[INFORMATION PROVIDED Boundary: Start]

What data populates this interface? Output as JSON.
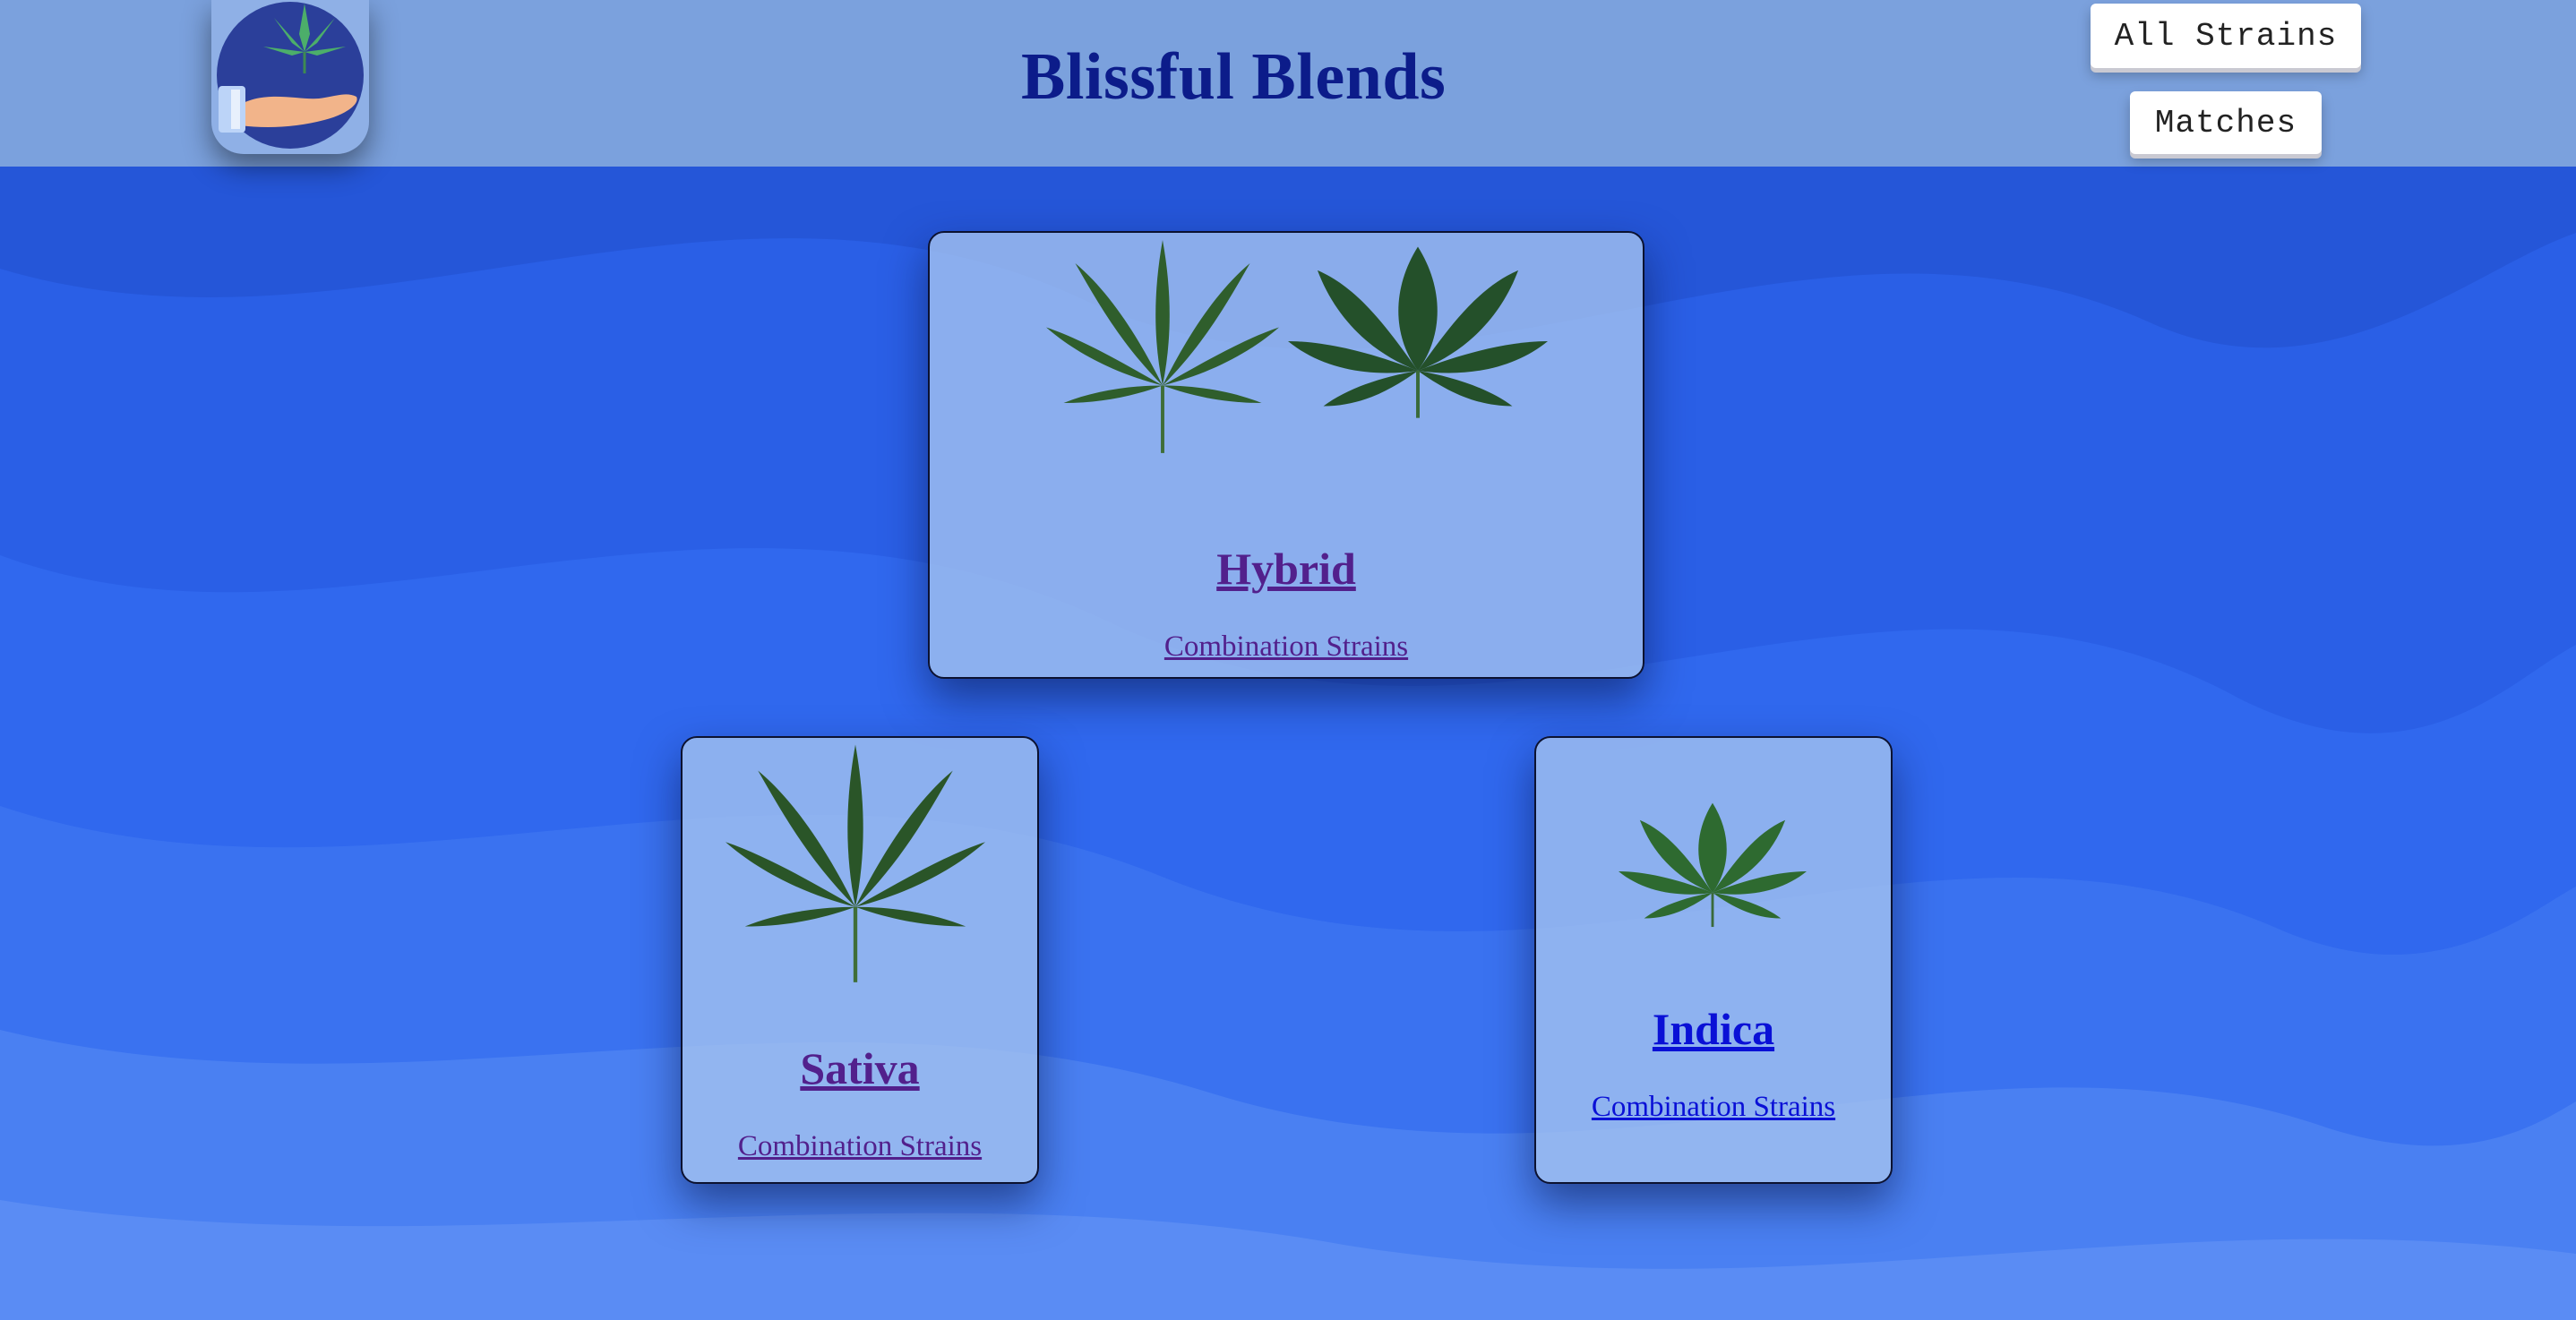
{
  "header": {
    "title": "Blissful Blends",
    "buttons": {
      "all_strains": "All Strains",
      "matches": "Matches"
    }
  },
  "icons": {
    "logo": "hand-holding-leaf-icon",
    "leaf": "cannabis-leaf-icon"
  },
  "cards": {
    "hybrid": {
      "title": "Hybrid",
      "link": "Combination Strains"
    },
    "sativa": {
      "title": "Sativa",
      "link": "Combination Strains"
    },
    "indica": {
      "title": "Indica",
      "link": "Combination Strains"
    }
  },
  "colors": {
    "header_bg": "#7ba1dd",
    "title": "#0c1c8a",
    "background": "#2c63e8",
    "card_bg": "#a6c4f0",
    "link_visited": "#52208c",
    "link_unvisited": "#0a10d6"
  }
}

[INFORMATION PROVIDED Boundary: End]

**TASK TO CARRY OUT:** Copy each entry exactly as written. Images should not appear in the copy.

**WORKED SOLUTION:**
What data populates this interface? Output as JSON.
{
  "header": {
    "title": "Blissful Blends",
    "buttons": {
      "all_strains": "All Strains",
      "matches": "Matches"
    }
  },
  "icons": {
    "logo": "hand-holding-leaf-icon",
    "leaf": "cannabis-leaf-icon"
  },
  "cards": {
    "hybrid": {
      "title": "Hybrid",
      "link": "Combination Strains"
    },
    "sativa": {
      "title": "Sativa",
      "link": "Combination Strains"
    },
    "indica": {
      "title": "Indica",
      "link": "Combination Strains"
    }
  },
  "colors": {
    "header_bg": "#7ba1dd",
    "title": "#0c1c8a",
    "background": "#2c63e8",
    "card_bg": "#a6c4f0",
    "link_visited": "#52208c",
    "link_unvisited": "#0a10d6"
  }
}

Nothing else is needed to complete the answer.